DREYZL, LEAH (second half of 18th century), composer of tkhines (Yiddish prayers). Dreyzl lived in Stanislav, Poland, and came from a distinguished family. Her great-grandfather was Ḥakham Ẓevi *Ashkenazi (1660–1718) and several of her male relatives were rabbis and scholars. Leah Dreyzl married Rabbi Aryeh Leib Auerbach, who became the rabbi at Stanislav and was closely associated with the burgeoning Ḥasidic movement. He was believed to be an intimate of the Baal Shem Tov.

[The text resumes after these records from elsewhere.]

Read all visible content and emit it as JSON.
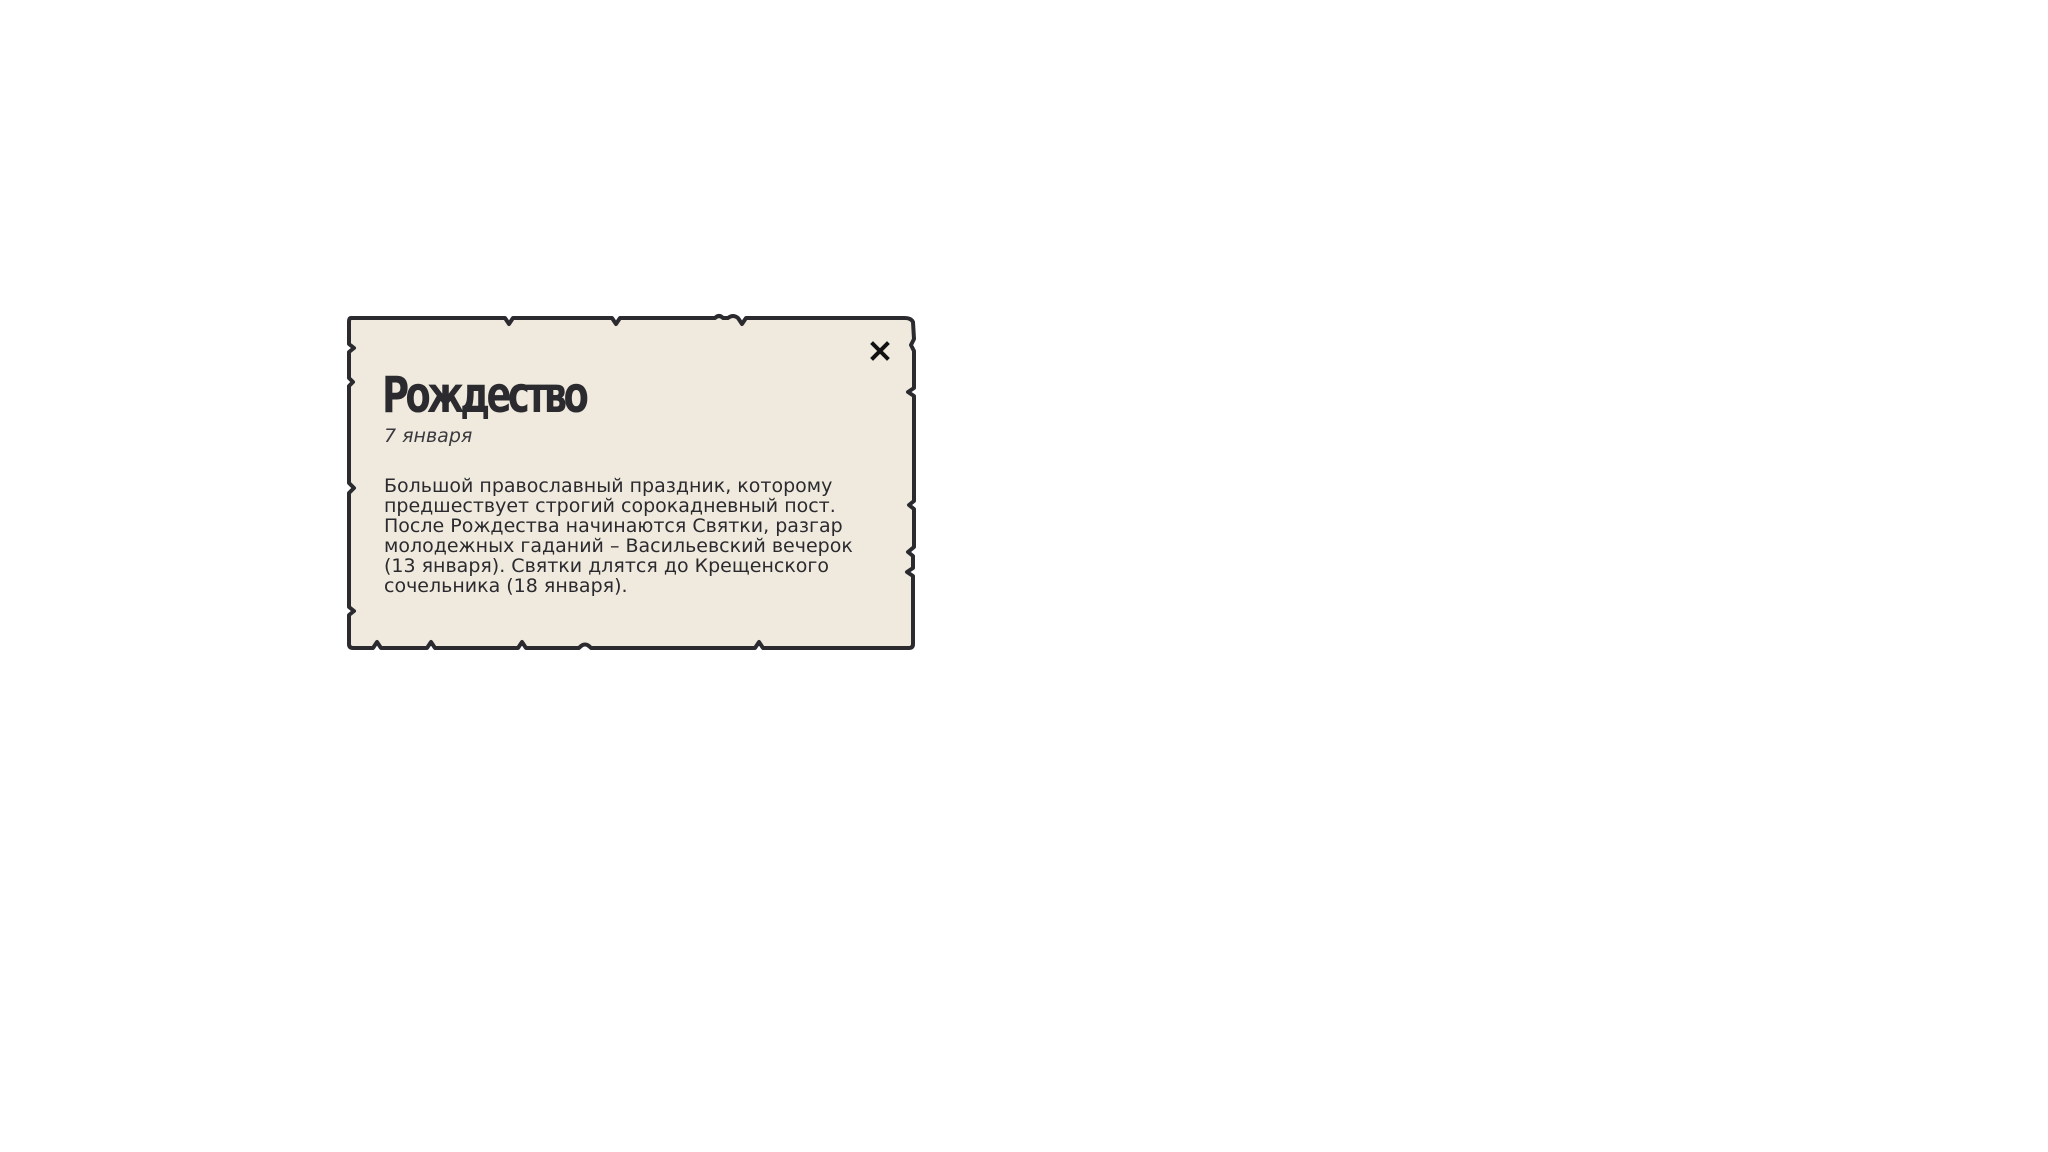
{
  "colors": {
    "page_background": "#ffffff",
    "card_background": "#efeadd",
    "card_border": "#2b2a2f",
    "text": "#2b2a2f"
  },
  "popup": {
    "title": "Рождество",
    "date": "7 января",
    "description": "Большой православный праздник, которому предшествует строгий сорокадневный пост. После Рождества начинаются Святки, разгар молодежных гаданий – Васильевский вечерок (13 января). Святки длятся до Крещенского сочельника (18 января).",
    "close_icon": "close-icon"
  }
}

It is clear from her own writings that Leah Dreyzl was educated. The two tkhines she is known to have written are filled with biblical references and lines from the prayer book, and are permeated with mystical overtones. They were published posthumously, probably during the 19th century, and were named (by the publisher) "Tkhine es rotsn" ("Tkhine of a Time of [Divine] Favor") and "Tkhine Sha'arei Teshuvah" ("Tkhine of the Gates of Repentance"). An introduction to the published edition credits "Mistress Hena…widow of the departed…Rabbi David Tsvi," with passing down these writings "from her mother-in-law, the righteous, pious, renowned rabbi's wife, Mistress Leah Dreyzel." Both of these poems, written for the penitential month of Elul, easily lend themselves to oral recitation. This has led literary analysts to conclude that Leah Dreyzl was a firzogerin in the Stanislav synagogue, leading the women's congregation in prayer.

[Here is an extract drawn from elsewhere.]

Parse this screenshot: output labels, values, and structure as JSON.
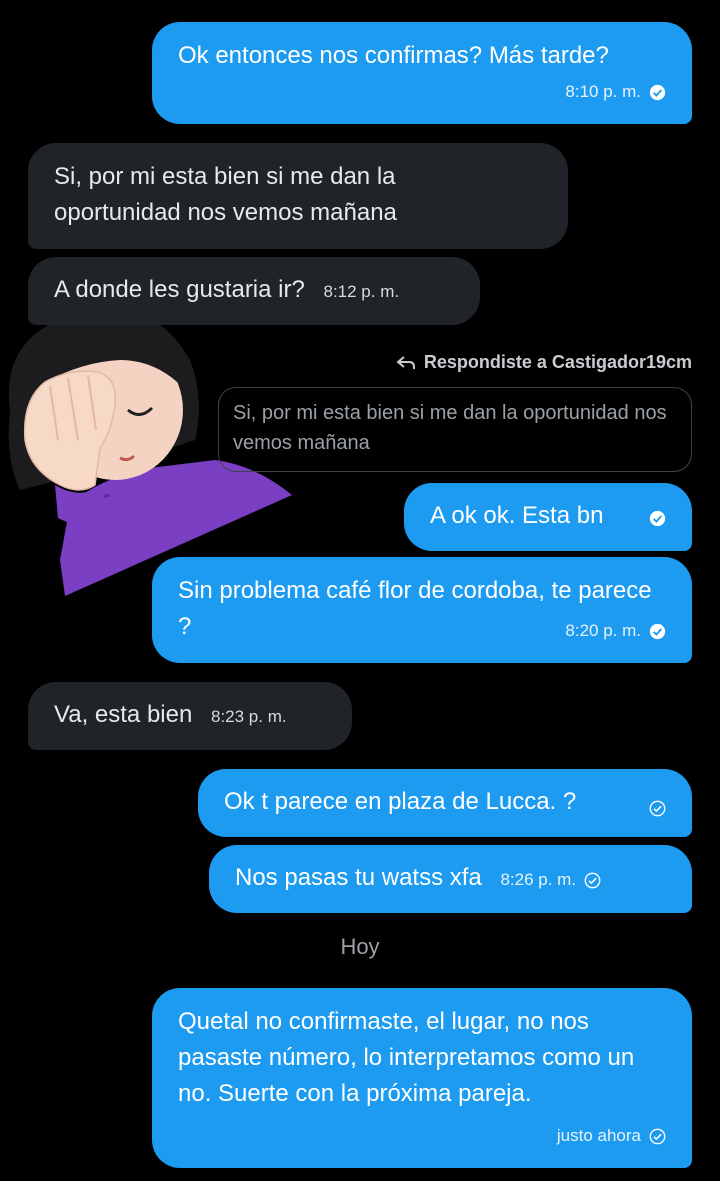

E. Taitz, S. Henry, and C. Tallan, The JPS Guide to Jewish Women: 600 B.C.E. – 1900 C.E. (2003), 143; C. Weissler, Voices of the Matriarchs: Listening to the Prayers of Early Modern Jewish Women (1998), 26–28.
[Emily Taitz (2nd ed.)]

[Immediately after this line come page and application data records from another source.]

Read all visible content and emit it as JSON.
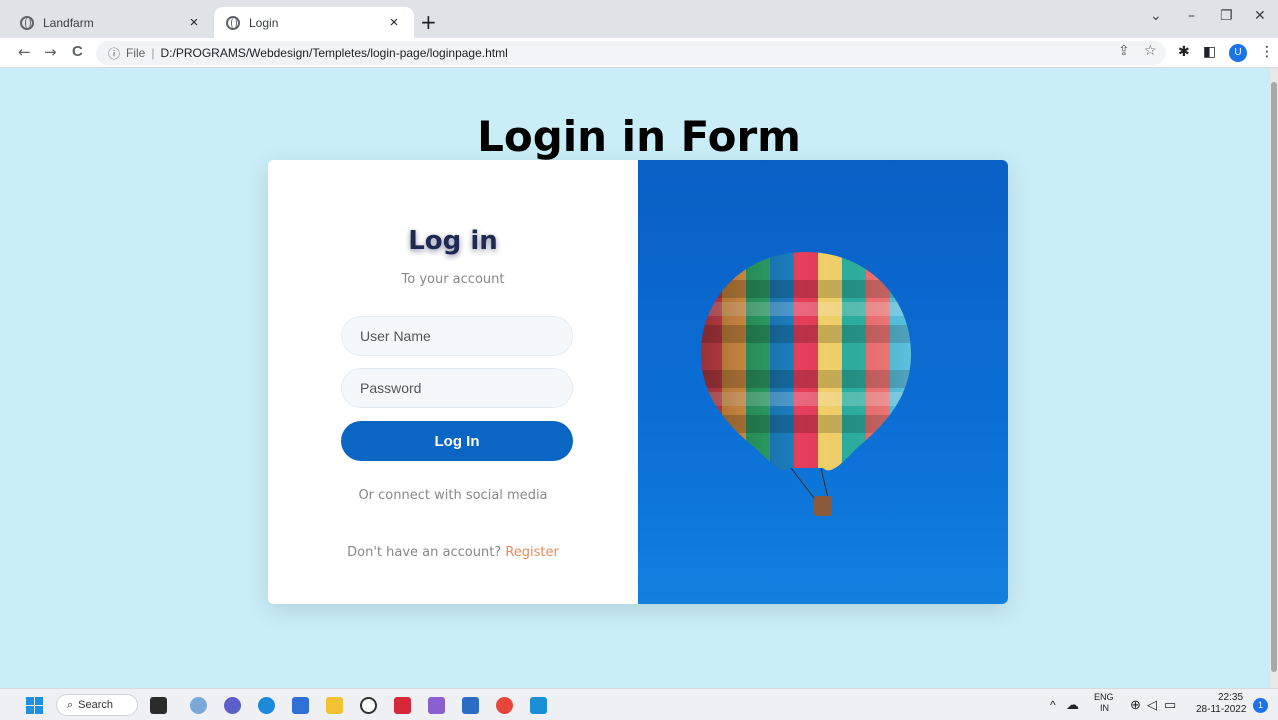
{
  "browser": {
    "tabs": [
      {
        "title": "Landfarm",
        "close": "×"
      },
      {
        "title": "Login",
        "close": "×"
      }
    ],
    "new_tab": "+",
    "window_controls": {
      "dropdown": "⌄",
      "minimize": "–",
      "restore": "❐",
      "close": "✕"
    },
    "address": {
      "info": "ⓘ",
      "scheme": "File",
      "separator": "|",
      "url": "D:/PROGRAMS/Webdesign/Templetes/login-page/loginpage.html"
    },
    "nav": {
      "back": "←",
      "forward": "→",
      "reload": "C"
    },
    "profile_initial": "U"
  },
  "page": {
    "title": "Login in Form",
    "login": {
      "heading": "Log in",
      "subheading": "To your account",
      "username_placeholder": "User Name",
      "password_placeholder": "Password",
      "button": "Log In",
      "social_text": "Or connect with social media",
      "signup_prompt": "Don't have an account?",
      "register_link": "Register"
    }
  },
  "taskbar": {
    "search_label": "Search",
    "tray": {
      "language": "ENG",
      "region": "IN",
      "time": "22:35",
      "date": "28-11-2022",
      "notifications": "1"
    }
  },
  "colors": {
    "page_background": "#c9eef7",
    "button": "#0b66c3",
    "register_link": "#e58b5a",
    "image_sky": "#0b6fd6"
  }
}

Source: Encyclopaedia Judaica. © 2008 The Gale Group. All Rights Reserved.